Problem statement: Go through the entries below. Copy each line in which "verified" appears.

Records provided:
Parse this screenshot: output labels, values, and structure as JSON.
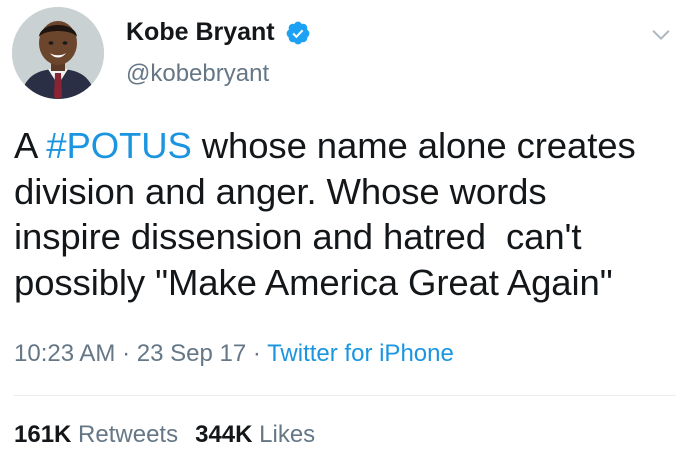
{
  "author": {
    "name": "Kobe Bryant",
    "handle": "@kobebryant",
    "verified": true,
    "avatar_icon": "profile-photo"
  },
  "tweet": {
    "text_prefix": "A ",
    "hashtag": "#POTUS",
    "text_rest": " whose name alone creates\ndivision and anger. Whose words\ninspire dissension and hatred  can't\npossibly \"Make America Great Again\""
  },
  "meta": {
    "time": "10:23 AM",
    "sep1": " · ",
    "date": "23 Sep 17",
    "sep2": " · ",
    "source": "Twitter for iPhone"
  },
  "stats": {
    "retweets_count": "161K",
    "retweets_label": "Retweets",
    "likes_count": "344K",
    "likes_label": "Likes"
  },
  "colors": {
    "link": "#1b95e0",
    "secondary": "#657786",
    "primary": "#14171a",
    "verified": "#1da1f2"
  },
  "icons": {
    "verified": "verified-badge-icon",
    "menu": "chevron-down-icon"
  }
}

Task output:
    "verified": true,
    "verified": "#1da1f2"
    "verified": "verified-badge-icon",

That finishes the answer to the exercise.